[WHAT THE TASK ASKS]: No pictures belong in the copy. Restate the rest of the data exactly.

[PROVIDED DATA]:
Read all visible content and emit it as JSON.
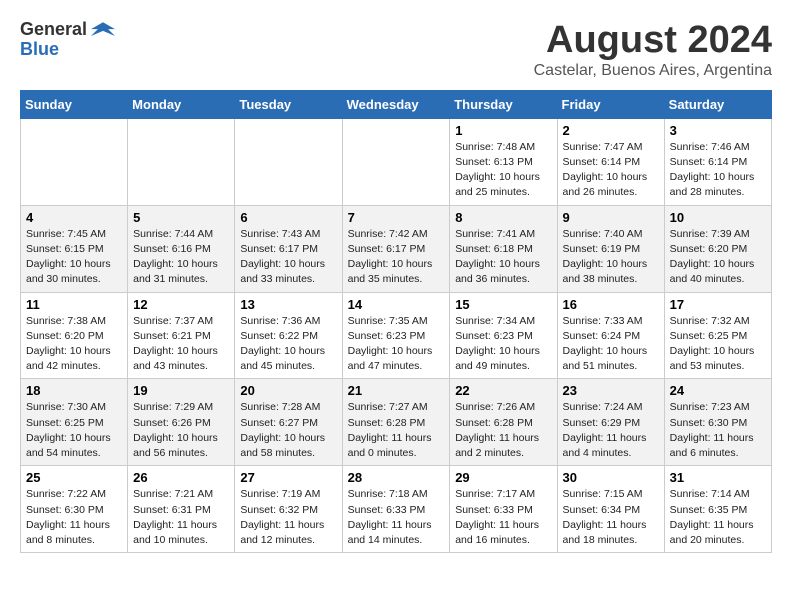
{
  "header": {
    "logo_general": "General",
    "logo_blue": "Blue",
    "month_year": "August 2024",
    "location": "Castelar, Buenos Aires, Argentina"
  },
  "days_of_week": [
    "Sunday",
    "Monday",
    "Tuesday",
    "Wednesday",
    "Thursday",
    "Friday",
    "Saturday"
  ],
  "weeks": [
    [
      {
        "day": "",
        "info": ""
      },
      {
        "day": "",
        "info": ""
      },
      {
        "day": "",
        "info": ""
      },
      {
        "day": "",
        "info": ""
      },
      {
        "day": "1",
        "info": "Sunrise: 7:48 AM\nSunset: 6:13 PM\nDaylight: 10 hours\nand 25 minutes."
      },
      {
        "day": "2",
        "info": "Sunrise: 7:47 AM\nSunset: 6:14 PM\nDaylight: 10 hours\nand 26 minutes."
      },
      {
        "day": "3",
        "info": "Sunrise: 7:46 AM\nSunset: 6:14 PM\nDaylight: 10 hours\nand 28 minutes."
      }
    ],
    [
      {
        "day": "4",
        "info": "Sunrise: 7:45 AM\nSunset: 6:15 PM\nDaylight: 10 hours\nand 30 minutes."
      },
      {
        "day": "5",
        "info": "Sunrise: 7:44 AM\nSunset: 6:16 PM\nDaylight: 10 hours\nand 31 minutes."
      },
      {
        "day": "6",
        "info": "Sunrise: 7:43 AM\nSunset: 6:17 PM\nDaylight: 10 hours\nand 33 minutes."
      },
      {
        "day": "7",
        "info": "Sunrise: 7:42 AM\nSunset: 6:17 PM\nDaylight: 10 hours\nand 35 minutes."
      },
      {
        "day": "8",
        "info": "Sunrise: 7:41 AM\nSunset: 6:18 PM\nDaylight: 10 hours\nand 36 minutes."
      },
      {
        "day": "9",
        "info": "Sunrise: 7:40 AM\nSunset: 6:19 PM\nDaylight: 10 hours\nand 38 minutes."
      },
      {
        "day": "10",
        "info": "Sunrise: 7:39 AM\nSunset: 6:20 PM\nDaylight: 10 hours\nand 40 minutes."
      }
    ],
    [
      {
        "day": "11",
        "info": "Sunrise: 7:38 AM\nSunset: 6:20 PM\nDaylight: 10 hours\nand 42 minutes."
      },
      {
        "day": "12",
        "info": "Sunrise: 7:37 AM\nSunset: 6:21 PM\nDaylight: 10 hours\nand 43 minutes."
      },
      {
        "day": "13",
        "info": "Sunrise: 7:36 AM\nSunset: 6:22 PM\nDaylight: 10 hours\nand 45 minutes."
      },
      {
        "day": "14",
        "info": "Sunrise: 7:35 AM\nSunset: 6:23 PM\nDaylight: 10 hours\nand 47 minutes."
      },
      {
        "day": "15",
        "info": "Sunrise: 7:34 AM\nSunset: 6:23 PM\nDaylight: 10 hours\nand 49 minutes."
      },
      {
        "day": "16",
        "info": "Sunrise: 7:33 AM\nSunset: 6:24 PM\nDaylight: 10 hours\nand 51 minutes."
      },
      {
        "day": "17",
        "info": "Sunrise: 7:32 AM\nSunset: 6:25 PM\nDaylight: 10 hours\nand 53 minutes."
      }
    ],
    [
      {
        "day": "18",
        "info": "Sunrise: 7:30 AM\nSunset: 6:25 PM\nDaylight: 10 hours\nand 54 minutes."
      },
      {
        "day": "19",
        "info": "Sunrise: 7:29 AM\nSunset: 6:26 PM\nDaylight: 10 hours\nand 56 minutes."
      },
      {
        "day": "20",
        "info": "Sunrise: 7:28 AM\nSunset: 6:27 PM\nDaylight: 10 hours\nand 58 minutes."
      },
      {
        "day": "21",
        "info": "Sunrise: 7:27 AM\nSunset: 6:28 PM\nDaylight: 11 hours\nand 0 minutes."
      },
      {
        "day": "22",
        "info": "Sunrise: 7:26 AM\nSunset: 6:28 PM\nDaylight: 11 hours\nand 2 minutes."
      },
      {
        "day": "23",
        "info": "Sunrise: 7:24 AM\nSunset: 6:29 PM\nDaylight: 11 hours\nand 4 minutes."
      },
      {
        "day": "24",
        "info": "Sunrise: 7:23 AM\nSunset: 6:30 PM\nDaylight: 11 hours\nand 6 minutes."
      }
    ],
    [
      {
        "day": "25",
        "info": "Sunrise: 7:22 AM\nSunset: 6:30 PM\nDaylight: 11 hours\nand 8 minutes."
      },
      {
        "day": "26",
        "info": "Sunrise: 7:21 AM\nSunset: 6:31 PM\nDaylight: 11 hours\nand 10 minutes."
      },
      {
        "day": "27",
        "info": "Sunrise: 7:19 AM\nSunset: 6:32 PM\nDaylight: 11 hours\nand 12 minutes."
      },
      {
        "day": "28",
        "info": "Sunrise: 7:18 AM\nSunset: 6:33 PM\nDaylight: 11 hours\nand 14 minutes."
      },
      {
        "day": "29",
        "info": "Sunrise: 7:17 AM\nSunset: 6:33 PM\nDaylight: 11 hours\nand 16 minutes."
      },
      {
        "day": "30",
        "info": "Sunrise: 7:15 AM\nSunset: 6:34 PM\nDaylight: 11 hours\nand 18 minutes."
      },
      {
        "day": "31",
        "info": "Sunrise: 7:14 AM\nSunset: 6:35 PM\nDaylight: 11 hours\nand 20 minutes."
      }
    ]
  ]
}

[ANSWER BELOW]:
Read all visible content and emit it as JSON.
{
  "header": {
    "logo_general": "General",
    "logo_blue": "Blue",
    "month_year": "August 2024",
    "location": "Castelar, Buenos Aires, Argentina"
  },
  "days_of_week": [
    "Sunday",
    "Monday",
    "Tuesday",
    "Wednesday",
    "Thursday",
    "Friday",
    "Saturday"
  ],
  "weeks": [
    [
      {
        "day": "",
        "info": ""
      },
      {
        "day": "",
        "info": ""
      },
      {
        "day": "",
        "info": ""
      },
      {
        "day": "",
        "info": ""
      },
      {
        "day": "1",
        "info": "Sunrise: 7:48 AM\nSunset: 6:13 PM\nDaylight: 10 hours\nand 25 minutes."
      },
      {
        "day": "2",
        "info": "Sunrise: 7:47 AM\nSunset: 6:14 PM\nDaylight: 10 hours\nand 26 minutes."
      },
      {
        "day": "3",
        "info": "Sunrise: 7:46 AM\nSunset: 6:14 PM\nDaylight: 10 hours\nand 28 minutes."
      }
    ],
    [
      {
        "day": "4",
        "info": "Sunrise: 7:45 AM\nSunset: 6:15 PM\nDaylight: 10 hours\nand 30 minutes."
      },
      {
        "day": "5",
        "info": "Sunrise: 7:44 AM\nSunset: 6:16 PM\nDaylight: 10 hours\nand 31 minutes."
      },
      {
        "day": "6",
        "info": "Sunrise: 7:43 AM\nSunset: 6:17 PM\nDaylight: 10 hours\nand 33 minutes."
      },
      {
        "day": "7",
        "info": "Sunrise: 7:42 AM\nSunset: 6:17 PM\nDaylight: 10 hours\nand 35 minutes."
      },
      {
        "day": "8",
        "info": "Sunrise: 7:41 AM\nSunset: 6:18 PM\nDaylight: 10 hours\nand 36 minutes."
      },
      {
        "day": "9",
        "info": "Sunrise: 7:40 AM\nSunset: 6:19 PM\nDaylight: 10 hours\nand 38 minutes."
      },
      {
        "day": "10",
        "info": "Sunrise: 7:39 AM\nSunset: 6:20 PM\nDaylight: 10 hours\nand 40 minutes."
      }
    ],
    [
      {
        "day": "11",
        "info": "Sunrise: 7:38 AM\nSunset: 6:20 PM\nDaylight: 10 hours\nand 42 minutes."
      },
      {
        "day": "12",
        "info": "Sunrise: 7:37 AM\nSunset: 6:21 PM\nDaylight: 10 hours\nand 43 minutes."
      },
      {
        "day": "13",
        "info": "Sunrise: 7:36 AM\nSunset: 6:22 PM\nDaylight: 10 hours\nand 45 minutes."
      },
      {
        "day": "14",
        "info": "Sunrise: 7:35 AM\nSunset: 6:23 PM\nDaylight: 10 hours\nand 47 minutes."
      },
      {
        "day": "15",
        "info": "Sunrise: 7:34 AM\nSunset: 6:23 PM\nDaylight: 10 hours\nand 49 minutes."
      },
      {
        "day": "16",
        "info": "Sunrise: 7:33 AM\nSunset: 6:24 PM\nDaylight: 10 hours\nand 51 minutes."
      },
      {
        "day": "17",
        "info": "Sunrise: 7:32 AM\nSunset: 6:25 PM\nDaylight: 10 hours\nand 53 minutes."
      }
    ],
    [
      {
        "day": "18",
        "info": "Sunrise: 7:30 AM\nSunset: 6:25 PM\nDaylight: 10 hours\nand 54 minutes."
      },
      {
        "day": "19",
        "info": "Sunrise: 7:29 AM\nSunset: 6:26 PM\nDaylight: 10 hours\nand 56 minutes."
      },
      {
        "day": "20",
        "info": "Sunrise: 7:28 AM\nSunset: 6:27 PM\nDaylight: 10 hours\nand 58 minutes."
      },
      {
        "day": "21",
        "info": "Sunrise: 7:27 AM\nSunset: 6:28 PM\nDaylight: 11 hours\nand 0 minutes."
      },
      {
        "day": "22",
        "info": "Sunrise: 7:26 AM\nSunset: 6:28 PM\nDaylight: 11 hours\nand 2 minutes."
      },
      {
        "day": "23",
        "info": "Sunrise: 7:24 AM\nSunset: 6:29 PM\nDaylight: 11 hours\nand 4 minutes."
      },
      {
        "day": "24",
        "info": "Sunrise: 7:23 AM\nSunset: 6:30 PM\nDaylight: 11 hours\nand 6 minutes."
      }
    ],
    [
      {
        "day": "25",
        "info": "Sunrise: 7:22 AM\nSunset: 6:30 PM\nDaylight: 11 hours\nand 8 minutes."
      },
      {
        "day": "26",
        "info": "Sunrise: 7:21 AM\nSunset: 6:31 PM\nDaylight: 11 hours\nand 10 minutes."
      },
      {
        "day": "27",
        "info": "Sunrise: 7:19 AM\nSunset: 6:32 PM\nDaylight: 11 hours\nand 12 minutes."
      },
      {
        "day": "28",
        "info": "Sunrise: 7:18 AM\nSunset: 6:33 PM\nDaylight: 11 hours\nand 14 minutes."
      },
      {
        "day": "29",
        "info": "Sunrise: 7:17 AM\nSunset: 6:33 PM\nDaylight: 11 hours\nand 16 minutes."
      },
      {
        "day": "30",
        "info": "Sunrise: 7:15 AM\nSunset: 6:34 PM\nDaylight: 11 hours\nand 18 minutes."
      },
      {
        "day": "31",
        "info": "Sunrise: 7:14 AM\nSunset: 6:35 PM\nDaylight: 11 hours\nand 20 minutes."
      }
    ]
  ]
}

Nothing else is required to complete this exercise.